Wednesday, July 4, 2012

Fear of Falling

I spent the last few days with a close friend and her parents at their home, on Cape Cod. We got a mani pedi. We went to a beautiful private beach. I read an entire book. There was even some shopping. Serious girl time and serious relaxation. It was heavenly.

Sandwich, MA and pretty toes
I also took the opportunity of getting away this weekend to take a short vacation from worry about the baby. I took a big step and left my doppler at home. KG panicked when I told him my plan. He warned that there was no way he was going to follow me to the Cape with it if I regretted my decision. But it really felt right. This was a chance to put a little distance between me and my obsession with checking for a heartbeat for a couple of days, and I'm glad I did. Instead I focused on relaxing and being happy. I did a good job.

I have always had a fear of heights. Even climbing ladders or standing on high terraces is a problem. I get that sinking pit feeling in my stomach and unavoidably picture myself falling. The feeling of insecurity and imbalance takes hold and I lose my shit. Without someone or something to hold me steady at that height, I just feel lost. My feelings about this pregnancy have felt very similar until recently. I have been so afraid of loving with this baby because what if it was all taken from me in a heartbeat. What if I fell, and then got hurt? The doppler was holding me to the ground, making me feel safe and in control.

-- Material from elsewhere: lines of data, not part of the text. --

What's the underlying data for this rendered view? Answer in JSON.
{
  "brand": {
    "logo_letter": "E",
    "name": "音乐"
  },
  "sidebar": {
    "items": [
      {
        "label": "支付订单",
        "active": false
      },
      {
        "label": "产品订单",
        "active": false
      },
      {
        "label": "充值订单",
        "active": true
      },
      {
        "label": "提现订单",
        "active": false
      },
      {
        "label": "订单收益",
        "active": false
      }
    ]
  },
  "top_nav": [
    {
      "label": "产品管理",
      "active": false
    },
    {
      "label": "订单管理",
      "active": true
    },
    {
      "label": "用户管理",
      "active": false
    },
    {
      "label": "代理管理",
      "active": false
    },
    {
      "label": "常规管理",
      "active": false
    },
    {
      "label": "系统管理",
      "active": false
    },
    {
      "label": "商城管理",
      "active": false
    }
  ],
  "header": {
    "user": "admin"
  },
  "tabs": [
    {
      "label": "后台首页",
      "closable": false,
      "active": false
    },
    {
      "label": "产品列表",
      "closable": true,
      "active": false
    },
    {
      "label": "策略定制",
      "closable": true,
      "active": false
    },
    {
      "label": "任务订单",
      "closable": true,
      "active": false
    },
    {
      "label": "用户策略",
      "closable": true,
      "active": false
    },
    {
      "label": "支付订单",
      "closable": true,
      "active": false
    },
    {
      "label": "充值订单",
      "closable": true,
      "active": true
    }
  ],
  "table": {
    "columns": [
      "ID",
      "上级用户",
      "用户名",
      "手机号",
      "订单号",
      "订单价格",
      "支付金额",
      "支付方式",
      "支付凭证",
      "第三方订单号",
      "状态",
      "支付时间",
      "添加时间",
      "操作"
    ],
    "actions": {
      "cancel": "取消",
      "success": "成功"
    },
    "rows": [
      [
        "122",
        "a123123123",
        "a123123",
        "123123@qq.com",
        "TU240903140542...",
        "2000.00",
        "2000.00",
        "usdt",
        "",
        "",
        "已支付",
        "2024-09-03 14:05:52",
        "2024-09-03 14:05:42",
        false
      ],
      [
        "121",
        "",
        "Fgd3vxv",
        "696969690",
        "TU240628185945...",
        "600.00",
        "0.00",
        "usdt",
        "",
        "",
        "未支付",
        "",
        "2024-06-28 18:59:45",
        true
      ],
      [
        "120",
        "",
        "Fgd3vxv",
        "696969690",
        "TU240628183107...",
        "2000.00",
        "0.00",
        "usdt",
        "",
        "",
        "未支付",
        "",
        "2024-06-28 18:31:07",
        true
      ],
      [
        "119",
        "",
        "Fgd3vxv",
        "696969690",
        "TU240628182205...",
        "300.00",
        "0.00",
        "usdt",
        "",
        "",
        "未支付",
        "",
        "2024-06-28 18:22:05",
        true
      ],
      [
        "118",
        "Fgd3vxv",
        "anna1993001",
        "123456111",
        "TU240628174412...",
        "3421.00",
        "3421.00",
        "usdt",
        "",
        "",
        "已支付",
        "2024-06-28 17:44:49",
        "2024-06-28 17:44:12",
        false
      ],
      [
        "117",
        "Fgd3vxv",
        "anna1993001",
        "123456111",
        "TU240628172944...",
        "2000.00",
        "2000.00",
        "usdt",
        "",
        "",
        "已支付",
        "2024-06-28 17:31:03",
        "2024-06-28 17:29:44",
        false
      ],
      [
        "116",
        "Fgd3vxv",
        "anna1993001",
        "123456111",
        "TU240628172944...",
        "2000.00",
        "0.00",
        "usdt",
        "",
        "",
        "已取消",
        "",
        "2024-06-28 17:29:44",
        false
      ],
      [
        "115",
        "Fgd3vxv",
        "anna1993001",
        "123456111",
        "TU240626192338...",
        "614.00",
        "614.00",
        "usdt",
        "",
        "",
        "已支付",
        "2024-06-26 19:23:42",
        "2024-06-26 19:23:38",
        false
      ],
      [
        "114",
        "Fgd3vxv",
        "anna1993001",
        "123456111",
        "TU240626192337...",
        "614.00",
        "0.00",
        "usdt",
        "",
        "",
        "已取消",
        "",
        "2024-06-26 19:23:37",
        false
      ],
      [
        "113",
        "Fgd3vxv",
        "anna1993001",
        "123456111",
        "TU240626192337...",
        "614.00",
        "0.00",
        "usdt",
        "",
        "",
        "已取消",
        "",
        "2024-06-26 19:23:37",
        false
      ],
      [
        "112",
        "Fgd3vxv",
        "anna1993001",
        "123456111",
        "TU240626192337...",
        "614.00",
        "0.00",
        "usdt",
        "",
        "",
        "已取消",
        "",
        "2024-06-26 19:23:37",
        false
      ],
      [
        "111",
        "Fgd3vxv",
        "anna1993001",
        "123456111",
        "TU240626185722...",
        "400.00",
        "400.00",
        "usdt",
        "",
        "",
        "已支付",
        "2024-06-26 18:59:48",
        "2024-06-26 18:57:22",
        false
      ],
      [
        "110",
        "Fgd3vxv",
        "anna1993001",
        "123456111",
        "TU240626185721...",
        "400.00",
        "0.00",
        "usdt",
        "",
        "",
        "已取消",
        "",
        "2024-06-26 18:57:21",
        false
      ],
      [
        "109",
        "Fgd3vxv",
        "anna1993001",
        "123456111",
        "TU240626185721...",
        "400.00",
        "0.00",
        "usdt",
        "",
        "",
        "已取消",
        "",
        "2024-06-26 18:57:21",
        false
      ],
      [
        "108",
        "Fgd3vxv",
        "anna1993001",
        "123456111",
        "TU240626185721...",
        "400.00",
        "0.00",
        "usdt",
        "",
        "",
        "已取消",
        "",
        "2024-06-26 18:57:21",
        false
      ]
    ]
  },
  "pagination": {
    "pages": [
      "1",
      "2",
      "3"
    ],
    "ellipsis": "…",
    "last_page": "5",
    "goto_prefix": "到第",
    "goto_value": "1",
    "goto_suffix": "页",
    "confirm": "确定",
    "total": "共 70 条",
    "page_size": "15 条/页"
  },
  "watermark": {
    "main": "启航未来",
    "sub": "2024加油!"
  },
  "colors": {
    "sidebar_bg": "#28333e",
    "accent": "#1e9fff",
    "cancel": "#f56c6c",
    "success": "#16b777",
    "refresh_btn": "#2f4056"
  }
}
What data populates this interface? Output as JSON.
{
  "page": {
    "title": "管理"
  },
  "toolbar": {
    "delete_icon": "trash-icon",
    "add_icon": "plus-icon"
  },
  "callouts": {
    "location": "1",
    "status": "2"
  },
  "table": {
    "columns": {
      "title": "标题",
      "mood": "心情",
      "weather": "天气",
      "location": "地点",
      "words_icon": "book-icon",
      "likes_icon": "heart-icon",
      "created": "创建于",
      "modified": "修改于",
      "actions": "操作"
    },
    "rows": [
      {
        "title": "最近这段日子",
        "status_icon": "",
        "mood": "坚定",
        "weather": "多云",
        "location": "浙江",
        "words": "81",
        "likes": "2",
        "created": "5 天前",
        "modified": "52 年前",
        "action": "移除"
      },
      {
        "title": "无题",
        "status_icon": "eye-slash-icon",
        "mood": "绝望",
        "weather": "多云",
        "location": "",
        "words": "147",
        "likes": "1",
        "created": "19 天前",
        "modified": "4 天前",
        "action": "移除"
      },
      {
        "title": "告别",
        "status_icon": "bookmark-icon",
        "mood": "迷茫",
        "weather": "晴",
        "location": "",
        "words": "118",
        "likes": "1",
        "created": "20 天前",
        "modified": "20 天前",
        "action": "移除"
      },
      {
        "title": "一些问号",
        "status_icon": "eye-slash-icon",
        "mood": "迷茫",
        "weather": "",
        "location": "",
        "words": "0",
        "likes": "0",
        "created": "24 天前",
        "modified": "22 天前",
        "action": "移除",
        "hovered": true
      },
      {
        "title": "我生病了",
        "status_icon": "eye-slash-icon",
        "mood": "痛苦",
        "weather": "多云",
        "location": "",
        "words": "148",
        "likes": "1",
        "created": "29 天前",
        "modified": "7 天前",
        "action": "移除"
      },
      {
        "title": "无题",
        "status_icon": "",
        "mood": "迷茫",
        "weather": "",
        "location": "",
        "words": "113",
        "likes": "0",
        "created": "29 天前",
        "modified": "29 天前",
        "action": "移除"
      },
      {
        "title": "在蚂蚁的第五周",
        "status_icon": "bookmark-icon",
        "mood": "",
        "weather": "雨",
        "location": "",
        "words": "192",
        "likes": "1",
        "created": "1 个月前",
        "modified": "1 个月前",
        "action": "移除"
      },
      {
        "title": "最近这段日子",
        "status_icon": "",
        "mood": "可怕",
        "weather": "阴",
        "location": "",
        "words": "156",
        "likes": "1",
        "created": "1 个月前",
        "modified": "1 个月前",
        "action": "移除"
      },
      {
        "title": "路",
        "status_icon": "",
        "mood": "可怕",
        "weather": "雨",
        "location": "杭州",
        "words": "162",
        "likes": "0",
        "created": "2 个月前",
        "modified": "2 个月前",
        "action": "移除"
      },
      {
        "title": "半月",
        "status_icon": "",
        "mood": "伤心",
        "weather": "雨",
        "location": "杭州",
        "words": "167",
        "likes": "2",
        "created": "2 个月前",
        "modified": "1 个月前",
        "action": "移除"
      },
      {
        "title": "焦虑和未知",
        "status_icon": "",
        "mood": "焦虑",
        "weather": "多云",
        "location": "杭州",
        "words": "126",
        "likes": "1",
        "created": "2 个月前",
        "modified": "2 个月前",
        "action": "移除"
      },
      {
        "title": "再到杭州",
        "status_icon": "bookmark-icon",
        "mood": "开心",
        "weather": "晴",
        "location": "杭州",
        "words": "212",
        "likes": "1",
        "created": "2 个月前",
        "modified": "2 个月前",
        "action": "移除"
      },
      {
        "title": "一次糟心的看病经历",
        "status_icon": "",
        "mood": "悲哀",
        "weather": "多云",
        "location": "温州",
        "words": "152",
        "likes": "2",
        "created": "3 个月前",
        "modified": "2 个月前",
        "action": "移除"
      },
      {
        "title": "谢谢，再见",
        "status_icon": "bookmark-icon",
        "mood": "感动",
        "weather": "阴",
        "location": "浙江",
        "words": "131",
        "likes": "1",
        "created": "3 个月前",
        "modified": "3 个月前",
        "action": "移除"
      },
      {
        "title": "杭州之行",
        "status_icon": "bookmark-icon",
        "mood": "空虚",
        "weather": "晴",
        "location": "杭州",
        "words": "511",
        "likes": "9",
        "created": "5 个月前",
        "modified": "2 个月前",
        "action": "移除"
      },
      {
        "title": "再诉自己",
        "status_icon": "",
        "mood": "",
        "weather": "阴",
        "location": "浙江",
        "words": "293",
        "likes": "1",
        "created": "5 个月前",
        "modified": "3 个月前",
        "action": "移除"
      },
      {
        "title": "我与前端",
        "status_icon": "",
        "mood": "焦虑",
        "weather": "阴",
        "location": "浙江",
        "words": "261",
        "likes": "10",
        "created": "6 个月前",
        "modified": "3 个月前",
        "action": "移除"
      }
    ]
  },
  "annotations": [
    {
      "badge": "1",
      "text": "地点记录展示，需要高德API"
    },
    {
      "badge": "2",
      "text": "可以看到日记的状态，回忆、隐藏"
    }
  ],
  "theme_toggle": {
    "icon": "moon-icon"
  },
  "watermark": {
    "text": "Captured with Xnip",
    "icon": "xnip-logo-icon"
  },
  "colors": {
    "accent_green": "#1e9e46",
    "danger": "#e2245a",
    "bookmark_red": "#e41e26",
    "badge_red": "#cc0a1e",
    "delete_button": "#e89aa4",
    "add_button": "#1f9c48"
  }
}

Taking a break from the doppler gave me a chance to explore how I feel without my safety net. I was pleasantly surprised at how relaxed and happy I felt. Feel. Honestly, I haven't felt this good since our pre-TTC days. Something could go wrong at any time. But, maybe it won't. Maybe it won't.